Sociologists study the ways that social structures and interactions shape human life. We seek to understand the full range of social institutions and practices, from couples and small groups, to social organizations such as businesses and government agencies, to communities, cities, and nations.
Our methods of research are diverse, ranging from the quantitative analysis of large surveys to qualitative approaches such as in-depth interviewing, participant observation, and historical investigation. Indeed, diversity in its subject matter and its methods of research is one of sociology's most distinguishing features. Because sociologists study social interaction in a broad array of contexts, we use whatever method is appropriate for the particular question being posed.
Sociological ideas and methods are used by policy makers, political analysts, and social critics. Many of our concepts have become a part of our common culture and everyday language. Concepts such as "the self-fulfilling prophecy," "conspicuous consumption," "WASP," "social mobility," "modernization," and "in-groups" and "out-groups" were all originally coined by sociologists.
Similarly, sociologists were studying important topics such as social inequality, race relations, gender discrimination, and sexual diversity long before these became issues of concern among policy makers and in popular culture. Many modern research techniques, such as polling and survey design, were also pioneered by sociologists.
NYU's Department of Sociology reflects the diversity of our discipline. The faculty includes experts in a wide range of subjects, including crime, law, and deviance; sex, gender, and the family; organizations, occupations, and work; immigration; justice; science, politics, social protest, and social policy; power and inequality in modern societies; welfare, culture, and education;and social theory. The faculty also uses a wide variety of qualitative and quantitative techniques in conducting research.

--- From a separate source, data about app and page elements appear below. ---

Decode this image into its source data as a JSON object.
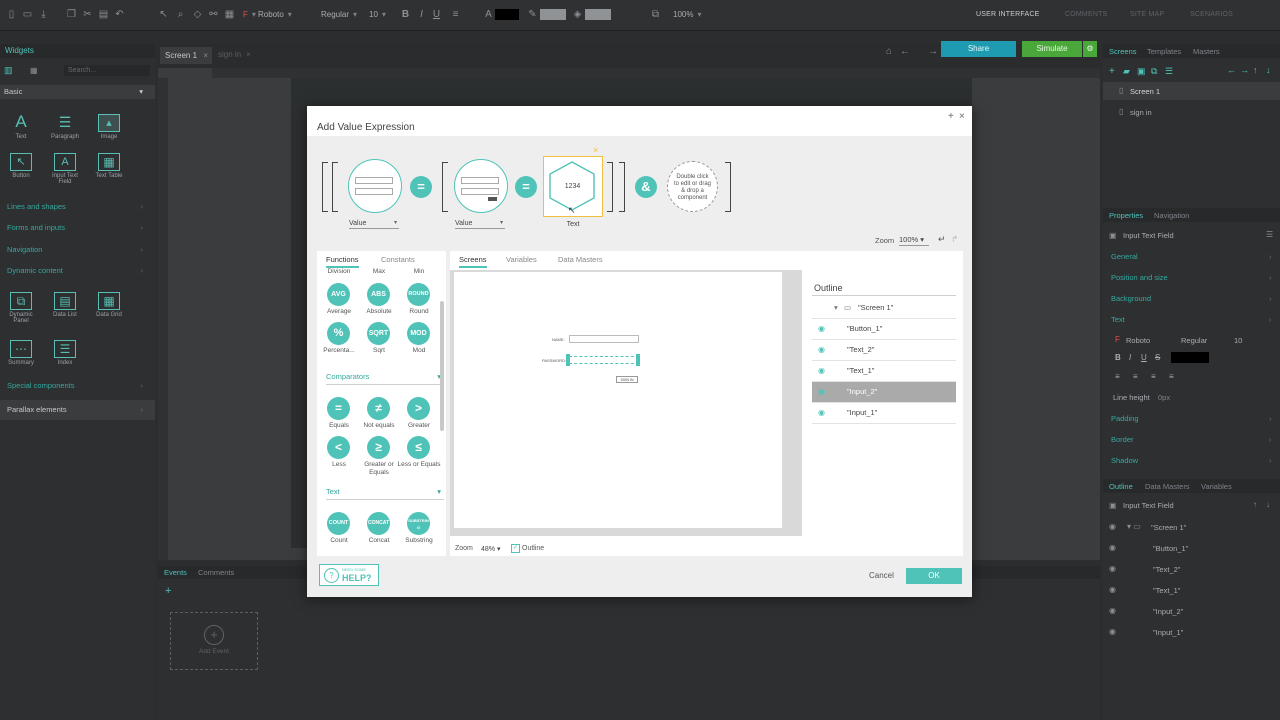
{
  "toolbar": {
    "font": "Roboto",
    "weight": "Regular",
    "size": "10",
    "zoom": "100%",
    "menus": [
      "USER INTERFACE",
      "COMMENTS",
      "SITE MAP",
      "SCENARIOS"
    ]
  },
  "header": {
    "share": "Share",
    "simulate": "Simulate"
  },
  "canvas_tabs": {
    "screen1": "Screen 1",
    "signin": "sign in"
  },
  "widgets_panel": {
    "title": "Widgets",
    "search": "Search...",
    "group": "Basic",
    "basic": [
      "Text",
      "Paragraph",
      "Image",
      "Button",
      "Input Text Field",
      "Text Table"
    ],
    "sections": [
      "Lines and shapes",
      "Forms and inputs",
      "Navigation",
      "Dynamic content"
    ],
    "dynamic": [
      "Dynamic Panel",
      "Data List",
      "Data Grid",
      "Summary",
      "Index"
    ],
    "special": "Special components",
    "parallax": "Parallax elements"
  },
  "events_panel": {
    "tabs": [
      "Events",
      "Comments"
    ],
    "add_event": "Add Event"
  },
  "screens_panel": {
    "tabs": [
      "Screens",
      "Templates",
      "Masters"
    ],
    "items": [
      "Screen 1",
      "sign in"
    ]
  },
  "properties_panel": {
    "tabs": [
      "Properties",
      "Navigation"
    ],
    "title": "Input Text Field",
    "sections": [
      "General",
      "Position and size",
      "Background",
      "Text"
    ],
    "font": "Roboto",
    "weight": "Regular",
    "size": "10",
    "line_height_label": "Line height",
    "line_height_value": "0px",
    "lower_sections": [
      "Padding",
      "Border",
      "Shadow"
    ]
  },
  "outline_panel": {
    "tabs": [
      "Outline",
      "Data Masters",
      "Variables"
    ],
    "title": "Input Text Field",
    "items": [
      "\"Screen 1\"",
      "\"Button_1\"",
      "\"Text_2\"",
      "\"Text_1\"",
      "\"Input_2\"",
      "\"Input_1\""
    ]
  },
  "dialog": {
    "title": "Add Value Expression",
    "value_label_1": "Value",
    "value_label_2": "Value",
    "text_label": "Text",
    "text_value": "1234",
    "op_eq1": "=",
    "op_eq2": "=",
    "op_and": "&",
    "dropzone": "Double click to edit or drag & drop a component",
    "zoom_label": "Zoom",
    "zoom_value": "100%",
    "func_tabs": [
      "Functions",
      "Constants"
    ],
    "math_top": [
      "Division",
      "Max",
      "Min"
    ],
    "math_btns": [
      "AVG",
      "ABS",
      "ROUND",
      "%",
      "SQRT",
      "MOD"
    ],
    "math_labels": [
      "Average",
      "Absolute",
      "Round",
      "Percenta...",
      "Sqrt",
      "Mod"
    ],
    "comparators_title": "Comparators",
    "comp_btns": [
      "=",
      "≠",
      ">",
      "<",
      "≥",
      "≤"
    ],
    "comp_labels": [
      "Equals",
      "Not equals",
      "Greater",
      "Less",
      "Greater or Equals",
      "Less or Equals"
    ],
    "text_title": "Text",
    "text_btns": [
      "COUNT",
      "CONCAT",
      "SUBSTRING"
    ],
    "text_labels": [
      "Count",
      "Concat",
      "Substring"
    ],
    "center_tabs": [
      "Screens",
      "Variables",
      "Data Masters"
    ],
    "preview_name": "NAME:",
    "preview_password": "PASSWORD:",
    "preview_button": "SIGN IN",
    "preview_zoom_label": "Zoom",
    "preview_zoom_value": "48%",
    "preview_outline": "Outline",
    "outline_title": "Outline",
    "outline_screen": "\"Screen 1\"",
    "outline_items": [
      "\"Button_1\"",
      "\"Text_2\"",
      "\"Text_1\"",
      "\"Input_2\"",
      "\"Input_1\""
    ],
    "help_small": "NEED SOME",
    "help_big": "HELP?",
    "cancel": "Cancel",
    "ok": "OK"
  },
  "colors": {
    "accent": "#4fc3b8",
    "share": "#1e9bb0",
    "simulate": "#4aa83a"
  }
}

Whether the goal is to become an informed citizen, an expert in the social sciences, or a socially active trailblazer, we offer the tools and knowledge to help students make sense of the world around them. Those planning a professional career or graduate study in sociology or another social science will find a wide range of useful and interesting courses. Students preparing for careers in law, social service, health, public administration, and other professional areas can choose from many relevant substantive courses. Those interested in social research and policy making will benefit from courses that teach practical skills of data gathering and analysis. In all of these courses, we encourage students to study issues from a variety of perspectives.